Two of the nation’s largest grocers have agreed to merge in a deal they say would help them better compete with Walmart, Amazon and other major companies that have stepped into the grocery business.

Kroger on Friday bid $20 billion for Albertsons Companies Inc., or $34.10 per share. Kroger will also assume $4.7 billion of Albertsons’ debt.

Kroger, based in Cincinnati, Ohio, operates 2,800 stores in 35 states, including brands like Ralphs, Smith’s and Harris Teeter. Alberstons, based in Boise, Idaho, operates 2,220 stores in 34 states, including brands like Safeway, Jewel Osco and Shaw’s. Together the companies employ around 710,000 people.

The deal will likely get heavy scrutiny from U.S. antitrust regulators, especially at a time of high food price inflation. If approved, the deal is expected to close in early 2024.

Together, the stores would control around 13% of the U.S. grocery market, assuming the sale or closure of around 400 stores for antitrust reasons, according to J.P. Morgan analyst Ken Goldman.

Still, that is a distant second to Walmart’s 22% share. Amazon, which bought Whole Foods in 2017, is also a growing player in the space, with 3% share. Warehouse store Costco controls 6%.

Goldman said a stronger combined company could possibly help tame food price inflation, since it would have more power to reject food producers’ price increases.

Kroger said would reinvest approximately $500 million into price reductions, and spend $1.3 billion updating Albertsons stores and $1 billion on higher employee wages and improved benefits.

But critics questioned a merger at a time of high food price inflation. Food prices rose 13% in September compared with last year, according to U.S. data released Thursday.

“A Kroger-Albertsons deal would squeeze consumers already struggling to afford food, crush workers fighting for fair wages and destroy independent, community stores,” said Sarah Miller, executive director of the American Economic Liberties Project, a nonprofit that supports stronger corporate accountability and antitrust measures.

“When you look at the grocery industry overall, it tends to be a pretty low margin industry,” said Linfield University economics professor Eric Schuck. “The way that you make money in a low growth, low margin industry is you consolidate.”

While Kroger says the deal would benefit consumers, Schuck told KOIN 6 News that Kroger would certainly see cost savings, but because of increased prices due to inflation, he’s not sure how much savings will lower costs for shoppers.

“How fast or how well that translates into lower prices for consumers…that’s debatable. We generally see that the prices come down pretty slowly, a lot slower than they go up,” Schuck said.

Tom Geiger with UFCW 3000, a union representing grocery workers in Washington State, doesn’t trust the savings will trickle down to consumers.

“There’s already significant inflation happening in the economy, and it’s even more concentrated in food,” Geiger said. “They’re gonna make a lot of money in this merger, they’re gonna share that with their shareholders…and, you know, kind of good luck to the workers in the community.”

He says the deal would be devastating to essential workers and customers.

“It reduces the competition in that local community, so a shopper doesn’t necessarily have a choice anymore, where they go, the quality of the product or the price that the product is, that choice is gone.
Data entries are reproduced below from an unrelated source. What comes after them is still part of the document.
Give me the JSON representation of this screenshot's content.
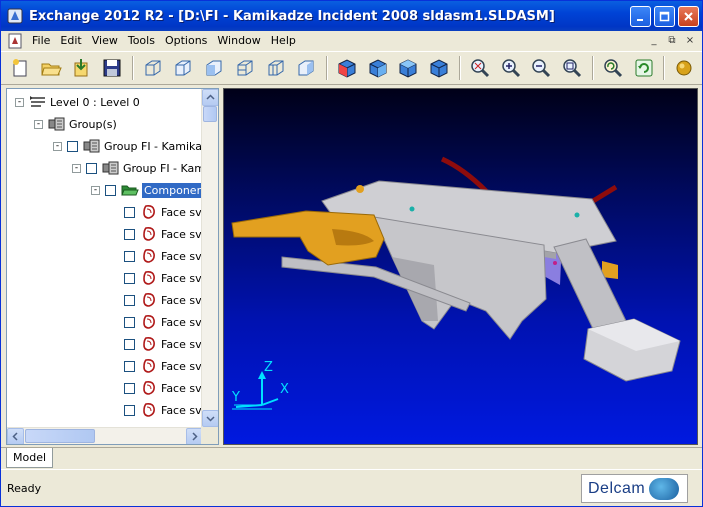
{
  "window": {
    "title": "Exchange 2012 R2 - [D:\\FI - Kamikadze Incident 2008 sldasm1.SLDASM]",
    "controls": {
      "minimize": "_",
      "maximize": "□",
      "close": "×"
    }
  },
  "menu": {
    "items": [
      "File",
      "Edit",
      "View",
      "Tools",
      "Options",
      "Window",
      "Help"
    ],
    "mdi_controls": [
      "_",
      "⧉",
      "×"
    ]
  },
  "toolbar": {
    "tools": [
      "new",
      "open",
      "import",
      "save",
      "view-iso-1",
      "view-iso-2",
      "view-iso-3",
      "view-iso-4",
      "view-iso-5",
      "view-iso-6",
      "shade-1",
      "shade-2",
      "shade-3",
      "shade-4",
      "zoom-all",
      "zoom-in",
      "zoom-out",
      "zoom-window",
      "undo-view",
      "refresh",
      "sphere"
    ]
  },
  "tree": {
    "rows": [
      {
        "label": "Level 0 : Level 0",
        "icon": "level-icon",
        "expand": "-",
        "checkbox": false,
        "indent": 0
      },
      {
        "label": "Group(s)",
        "icon": "group-icon",
        "expand": "-",
        "checkbox": false,
        "indent": 1
      },
      {
        "label": "Group FI - Kamikadz",
        "icon": "group-icon",
        "expand": "-",
        "checkbox": true,
        "indent": 2
      },
      {
        "label": "Group FI - Kami",
        "icon": "group-icon",
        "expand": "-",
        "checkbox": true,
        "indent": 3
      },
      {
        "label": "Component",
        "icon": "folder-open-icon",
        "expand": "-",
        "checkbox": true,
        "indent": 4,
        "selected": true
      },
      {
        "label": "Face sv",
        "icon": "face-icon",
        "checkbox": true,
        "indent": 5
      },
      {
        "label": "Face sv",
        "icon": "face-icon",
        "checkbox": true,
        "indent": 5
      },
      {
        "label": "Face sv",
        "icon": "face-icon",
        "checkbox": true,
        "indent": 5
      },
      {
        "label": "Face sv",
        "icon": "face-icon",
        "checkbox": true,
        "indent": 5
      },
      {
        "label": "Face sv",
        "icon": "face-icon",
        "checkbox": true,
        "indent": 5
      },
      {
        "label": "Face sv",
        "icon": "face-icon",
        "checkbox": true,
        "indent": 5
      },
      {
        "label": "Face sv",
        "icon": "face-icon",
        "checkbox": true,
        "indent": 5
      },
      {
        "label": "Face sv",
        "icon": "face-icon",
        "checkbox": true,
        "indent": 5
      },
      {
        "label": "Face sv",
        "icon": "face-icon",
        "checkbox": true,
        "indent": 5
      },
      {
        "label": "Face sv",
        "icon": "face-icon",
        "checkbox": true,
        "indent": 5
      }
    ]
  },
  "viewport": {
    "axes": {
      "z": "Z",
      "y": "Y",
      "x": "X"
    },
    "colors": {
      "axis": "#00e0ff",
      "gold": "#e0a020",
      "grey": "#c8c8cc",
      "red": "#a01010"
    }
  },
  "tabs": {
    "model": "Model"
  },
  "status": {
    "text": "Ready",
    "logo": "Delcam"
  }
}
The other thing is that they just cut the jobs of stores that are shut,” Geiger said.

Geiger’s union and others are taking the fight to Washington D.C.

In a statement, Oregon Attorney General Ellen Rosenblum’s office said “for national mergers of this size, we often coordinate reviews with other states and other federal antitrust enforcers like the FTC and USDOJ. We anticipate that we will do that with this merger as well.”